.. include:: iterator_adaptor_abstract.rst

Class template ``iterator_adaptor``

.. include:: iterator_adaptor_ref.rst

Specialized adaptors [lib.iterator.special.adaptors]

The ``enable_if_convertible<X,Y>::type`` expression used in
this section is for exposition purposes. The converting constructors
for specialized adaptors should be only be in an overload set provided
that an object of type ``X`` is implicitly convertible to an object of
type ``Y``.  
The signatures involving ``enable_if_convertible`` should behave
*as-if* ``enable_if_convertible`` were defined to be::

  template <bool> enable_if_convertible_impl

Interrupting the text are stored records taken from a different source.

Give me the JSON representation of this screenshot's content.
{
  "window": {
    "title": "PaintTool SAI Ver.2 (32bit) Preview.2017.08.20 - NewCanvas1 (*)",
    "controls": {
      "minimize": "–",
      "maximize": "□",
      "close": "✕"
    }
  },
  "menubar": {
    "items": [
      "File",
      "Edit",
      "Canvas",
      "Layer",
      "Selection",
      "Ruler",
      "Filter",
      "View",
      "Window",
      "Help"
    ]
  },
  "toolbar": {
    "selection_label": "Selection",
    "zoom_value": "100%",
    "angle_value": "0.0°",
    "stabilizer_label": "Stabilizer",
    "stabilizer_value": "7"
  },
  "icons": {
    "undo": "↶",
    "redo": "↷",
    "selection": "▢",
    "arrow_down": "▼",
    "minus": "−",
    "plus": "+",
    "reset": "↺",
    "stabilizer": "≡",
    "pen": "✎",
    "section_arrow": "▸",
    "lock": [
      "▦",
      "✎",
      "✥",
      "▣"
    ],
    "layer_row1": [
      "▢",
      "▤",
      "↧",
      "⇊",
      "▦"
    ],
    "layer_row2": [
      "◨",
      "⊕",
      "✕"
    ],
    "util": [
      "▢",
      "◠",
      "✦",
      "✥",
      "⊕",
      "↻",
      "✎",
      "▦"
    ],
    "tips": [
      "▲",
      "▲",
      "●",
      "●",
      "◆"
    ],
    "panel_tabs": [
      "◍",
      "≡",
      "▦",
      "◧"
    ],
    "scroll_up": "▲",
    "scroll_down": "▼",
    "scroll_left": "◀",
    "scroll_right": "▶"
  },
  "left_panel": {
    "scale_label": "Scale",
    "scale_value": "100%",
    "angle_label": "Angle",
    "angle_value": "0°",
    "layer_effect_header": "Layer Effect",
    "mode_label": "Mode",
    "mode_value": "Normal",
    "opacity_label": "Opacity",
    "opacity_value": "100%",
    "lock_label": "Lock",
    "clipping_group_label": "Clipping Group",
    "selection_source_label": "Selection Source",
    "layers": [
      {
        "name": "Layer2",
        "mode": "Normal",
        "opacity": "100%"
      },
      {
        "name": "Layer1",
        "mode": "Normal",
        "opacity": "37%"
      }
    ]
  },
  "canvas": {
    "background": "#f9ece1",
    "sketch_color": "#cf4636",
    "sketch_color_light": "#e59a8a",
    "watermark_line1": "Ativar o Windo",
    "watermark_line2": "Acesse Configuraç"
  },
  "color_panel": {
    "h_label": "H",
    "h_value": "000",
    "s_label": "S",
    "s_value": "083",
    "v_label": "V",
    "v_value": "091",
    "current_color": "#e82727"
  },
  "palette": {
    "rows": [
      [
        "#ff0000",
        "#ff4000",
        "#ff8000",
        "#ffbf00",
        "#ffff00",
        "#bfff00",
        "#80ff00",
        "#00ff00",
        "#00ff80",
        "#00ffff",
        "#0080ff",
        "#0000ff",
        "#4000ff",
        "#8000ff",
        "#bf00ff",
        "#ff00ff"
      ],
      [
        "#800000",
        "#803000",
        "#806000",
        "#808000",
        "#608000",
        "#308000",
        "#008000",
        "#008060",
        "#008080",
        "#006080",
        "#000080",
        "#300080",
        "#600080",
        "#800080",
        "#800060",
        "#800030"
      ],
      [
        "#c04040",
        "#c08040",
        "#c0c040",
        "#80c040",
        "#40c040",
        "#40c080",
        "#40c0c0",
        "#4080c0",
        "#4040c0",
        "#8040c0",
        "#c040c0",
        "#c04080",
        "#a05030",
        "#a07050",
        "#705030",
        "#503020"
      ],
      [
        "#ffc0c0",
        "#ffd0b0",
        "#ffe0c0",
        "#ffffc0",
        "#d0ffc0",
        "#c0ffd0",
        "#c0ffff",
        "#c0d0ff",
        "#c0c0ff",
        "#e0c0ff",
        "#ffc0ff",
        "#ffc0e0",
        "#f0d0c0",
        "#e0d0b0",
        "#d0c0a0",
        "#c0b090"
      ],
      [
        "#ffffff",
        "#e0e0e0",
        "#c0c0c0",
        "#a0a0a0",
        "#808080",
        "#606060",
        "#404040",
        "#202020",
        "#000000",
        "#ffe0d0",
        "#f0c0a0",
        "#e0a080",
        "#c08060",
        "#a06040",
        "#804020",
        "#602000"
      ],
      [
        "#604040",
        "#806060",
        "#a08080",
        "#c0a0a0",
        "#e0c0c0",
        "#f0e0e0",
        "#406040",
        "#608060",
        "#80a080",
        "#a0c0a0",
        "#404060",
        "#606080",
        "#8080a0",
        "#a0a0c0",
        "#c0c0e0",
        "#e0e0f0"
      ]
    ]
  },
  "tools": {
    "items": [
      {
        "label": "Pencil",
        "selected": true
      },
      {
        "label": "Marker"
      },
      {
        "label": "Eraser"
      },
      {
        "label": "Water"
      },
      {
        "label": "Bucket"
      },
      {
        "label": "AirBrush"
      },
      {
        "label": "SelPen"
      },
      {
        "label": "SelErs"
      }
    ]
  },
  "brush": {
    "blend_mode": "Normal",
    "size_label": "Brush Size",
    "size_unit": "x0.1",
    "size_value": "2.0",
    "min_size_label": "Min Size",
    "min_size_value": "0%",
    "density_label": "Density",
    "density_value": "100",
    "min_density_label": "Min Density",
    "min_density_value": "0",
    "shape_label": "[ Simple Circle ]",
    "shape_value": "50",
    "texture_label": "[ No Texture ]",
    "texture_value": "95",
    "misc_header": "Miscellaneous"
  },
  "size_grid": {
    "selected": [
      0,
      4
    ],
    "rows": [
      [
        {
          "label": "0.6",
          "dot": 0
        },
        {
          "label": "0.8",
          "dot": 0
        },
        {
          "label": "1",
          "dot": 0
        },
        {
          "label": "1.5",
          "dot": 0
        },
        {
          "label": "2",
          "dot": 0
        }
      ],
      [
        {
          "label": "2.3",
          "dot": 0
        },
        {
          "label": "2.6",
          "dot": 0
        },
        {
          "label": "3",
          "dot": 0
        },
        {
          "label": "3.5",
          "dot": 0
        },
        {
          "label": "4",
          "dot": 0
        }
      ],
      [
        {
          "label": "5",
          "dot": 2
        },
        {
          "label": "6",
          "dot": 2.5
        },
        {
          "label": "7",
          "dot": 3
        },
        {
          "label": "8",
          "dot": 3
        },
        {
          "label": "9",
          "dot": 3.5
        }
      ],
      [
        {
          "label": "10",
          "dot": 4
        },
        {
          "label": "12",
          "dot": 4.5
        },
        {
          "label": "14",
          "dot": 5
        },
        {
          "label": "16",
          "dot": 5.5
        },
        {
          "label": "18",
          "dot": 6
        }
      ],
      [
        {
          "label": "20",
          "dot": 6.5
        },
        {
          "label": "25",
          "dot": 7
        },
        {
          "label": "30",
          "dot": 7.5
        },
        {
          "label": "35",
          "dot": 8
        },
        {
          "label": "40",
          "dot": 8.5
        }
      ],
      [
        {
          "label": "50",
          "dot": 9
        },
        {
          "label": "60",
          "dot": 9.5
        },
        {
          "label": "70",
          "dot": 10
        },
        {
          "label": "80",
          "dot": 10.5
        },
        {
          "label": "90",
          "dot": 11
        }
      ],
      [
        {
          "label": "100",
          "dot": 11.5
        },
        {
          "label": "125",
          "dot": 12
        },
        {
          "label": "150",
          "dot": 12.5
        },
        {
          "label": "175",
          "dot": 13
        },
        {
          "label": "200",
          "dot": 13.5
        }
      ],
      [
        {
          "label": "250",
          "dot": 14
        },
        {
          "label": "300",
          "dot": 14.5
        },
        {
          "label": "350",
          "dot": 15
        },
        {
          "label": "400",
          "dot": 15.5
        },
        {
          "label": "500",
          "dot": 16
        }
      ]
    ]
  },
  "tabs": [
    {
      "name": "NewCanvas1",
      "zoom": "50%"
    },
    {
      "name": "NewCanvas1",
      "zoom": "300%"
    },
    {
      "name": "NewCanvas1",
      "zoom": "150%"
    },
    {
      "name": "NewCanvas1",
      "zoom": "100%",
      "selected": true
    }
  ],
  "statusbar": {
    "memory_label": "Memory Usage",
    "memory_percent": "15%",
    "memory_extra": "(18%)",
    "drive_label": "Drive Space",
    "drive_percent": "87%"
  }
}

  template <> enable_if_convertible_impl<true>
  { struct type; };

  template<typename From, typename To>
  struct enable_if_convertible
    : enable_if_convertible_impl<is_convertible<From,To>::value>

If an expression other than the default argument is used to supply
the value of a function parameter whose type is written in terms
of ``enable_if_convertible``, the program is ill-formed, no
diagnostic required.

[*Note:* The ``enable_if_convertible`` approach uses SFINAE to
take the constructor out of the overload set when the types are not
implicitly convertible.  

Indirect iterator

.. include:: indirect_iterator_abstract.rst

Class template ``pointee``

.. include:: pointee_ref.rst

Class template ``indirect_reference``

.. include:: indirect_reference_ref.rst

Class template ``indirect_iterator``

.. include:: indirect_iterator_ref.rst

Reverse iterator

.. include:: reverse_iterator_abstract.rst

Class template ``reverse_iterator``

.. include:: reverse_iterator_ref.rst

Transform iterator

.. include:: transform_iterator_abstract.rst

Class template ``transform_iterator``

.. include:: transform_iterator_ref.rst

Filter iterator

.. include:: filter_iterator_abstract.rst

Class template ``filter_iterator``

.. include:: filter_iterator_ref.rst

Counting iterator

.. include:: counting_iterator_abstract.rst

Class template ``counting_iterator``

.. include:: counting_iterator_ref.rst

Function output iterator

.. include:: func_output_iter_abstract.rst

Class template ``function_output_iterator``

.. include:: func_output_iter_ref.rst

.. LocalWords:  Abrahams Siek Witt istream ostream iter MTL strided interoperate
   LocalWords:  CRTP metafunctions inlining lvalue JGS incrementable BGL LEDA cv
   LocalWords:  GraphBase struct ptrdiff UnaryFunction const int typename bool pp
   LocalWords:  lhs rhs SFINAE markup iff tmp OtherDerived OtherIterator DWA foo
   LocalWords:  dereferenceable subobject AdaptableUnaryFunction impl pre ifdef'd
   LocalWords:  OtherIncrementable Coplien